mother by fate

Mother by Fate by Tara Taylor Quinn. Ha. That title’s not just bad, it’s threatening. Like children might just start SHOWING UP in your life because you are FATED to be a mother and that’s all there is to it. But the book itself was wonderful. This is easily my favourite of the romances I’ve read in the last while (not that I’ve been reading many. *sigh*), and I can’t even explain why without getting mildly incoherent with enthusiasm. The heroine works at a women’s shelter, and I SO WISH that The Lemonade Stand was real so I could volunteer or donate or something, because it’s wonderful. A well-funded, well-run, perfect-in-every-respect shelter is a nice bit of fantasy. The heroine is also admirable, and appears to have swallowed The Gift of Fear at some point, because she has way better self-control and gut instincts than many heroines (or actual people–I was nowhere near as careful and self-possessed when I was younger). I want to shove the book into people’s hands and say “This. This is what I mean” during conversations about being careful and taking precautions. She’s also dealing with a horrible ex, and yet dealing with him in an adult, appropriate way that avoided that “Saint Doormat who lets horrible people treat her horribly” standard of behaviour still found in way too many romances.

Well, UGH.

I don’t often update this blog, but this morning I have something I need to communicate, and it’s a bit of a policy statement. I apologize in advance for the sheer pomposity of that.

As you may already have read, the Guardian recently published a piece in which an author writes lightly and amusingly about stalking someone who gave her a bad review. No, really, that really happened. There’s a good list of links at Love in the Margins.

Obviously I don’t ever want to be stalked by creepy authors. I realize the likelihood of that happening is pretty slim: I’m not a well-known or prolific reviewer, and I can usually only find the energy to review books I enjoyed, not the ones I hated. But, you know…if the atmosphere surrounding book reviews has gotten so entitled and toxic that some authors think this was justified (and they do: there are people praising the stalker on Twitter), then I have no interest in participating.

No, honestly, I just don’t. Take your much-wanted stars and shove them somewhere in need of light, because I’ll no longer be providing them for any authors I don’t already know/trust/have reason to believe are sane.

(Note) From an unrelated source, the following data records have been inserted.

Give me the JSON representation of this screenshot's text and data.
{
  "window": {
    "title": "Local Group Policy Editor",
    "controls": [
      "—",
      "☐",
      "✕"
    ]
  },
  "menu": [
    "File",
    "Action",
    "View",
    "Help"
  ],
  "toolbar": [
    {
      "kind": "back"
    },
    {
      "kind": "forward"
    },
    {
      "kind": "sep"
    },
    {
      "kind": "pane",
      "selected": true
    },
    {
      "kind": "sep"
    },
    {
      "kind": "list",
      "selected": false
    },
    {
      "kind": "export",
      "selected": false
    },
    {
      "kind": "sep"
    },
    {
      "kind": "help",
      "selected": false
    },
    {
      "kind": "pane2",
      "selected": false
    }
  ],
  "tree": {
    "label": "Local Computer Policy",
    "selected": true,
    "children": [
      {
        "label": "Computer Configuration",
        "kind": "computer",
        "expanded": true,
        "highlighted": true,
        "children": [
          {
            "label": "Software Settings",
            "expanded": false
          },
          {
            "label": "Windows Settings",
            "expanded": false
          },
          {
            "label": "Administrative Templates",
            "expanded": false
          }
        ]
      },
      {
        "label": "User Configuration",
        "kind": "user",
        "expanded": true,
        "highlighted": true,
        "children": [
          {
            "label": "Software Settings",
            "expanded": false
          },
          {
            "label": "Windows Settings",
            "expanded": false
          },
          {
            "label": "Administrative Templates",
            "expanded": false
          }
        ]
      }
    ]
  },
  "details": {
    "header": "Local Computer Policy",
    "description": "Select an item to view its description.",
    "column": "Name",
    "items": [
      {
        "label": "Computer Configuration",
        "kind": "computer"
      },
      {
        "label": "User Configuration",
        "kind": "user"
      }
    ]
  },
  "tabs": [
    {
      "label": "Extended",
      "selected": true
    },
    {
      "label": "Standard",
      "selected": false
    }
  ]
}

So the list of things I’ll be bothering to review just shrank considerably.

But the more important thing I wanted to say is this: I don’t Google myself, look for mentions of myself, or even read reviews of my stuff anymore. If you are reading anything I’ve written, you can talk about it (or not) however and wherever you want to: I promise not to whine, stalk, complain, or even look. You are allowed to have opinions of my work! Even negative ones!

So this is my one and only comment: Thank you for taking the time to read me. I’m delighted if you enjoyed the read, and sorry if you didn’t, but either way I’m not comfortable responding to reviews. I hope you understand, and that you know I’m making this decision with a lot of respect and affection for the world of readers.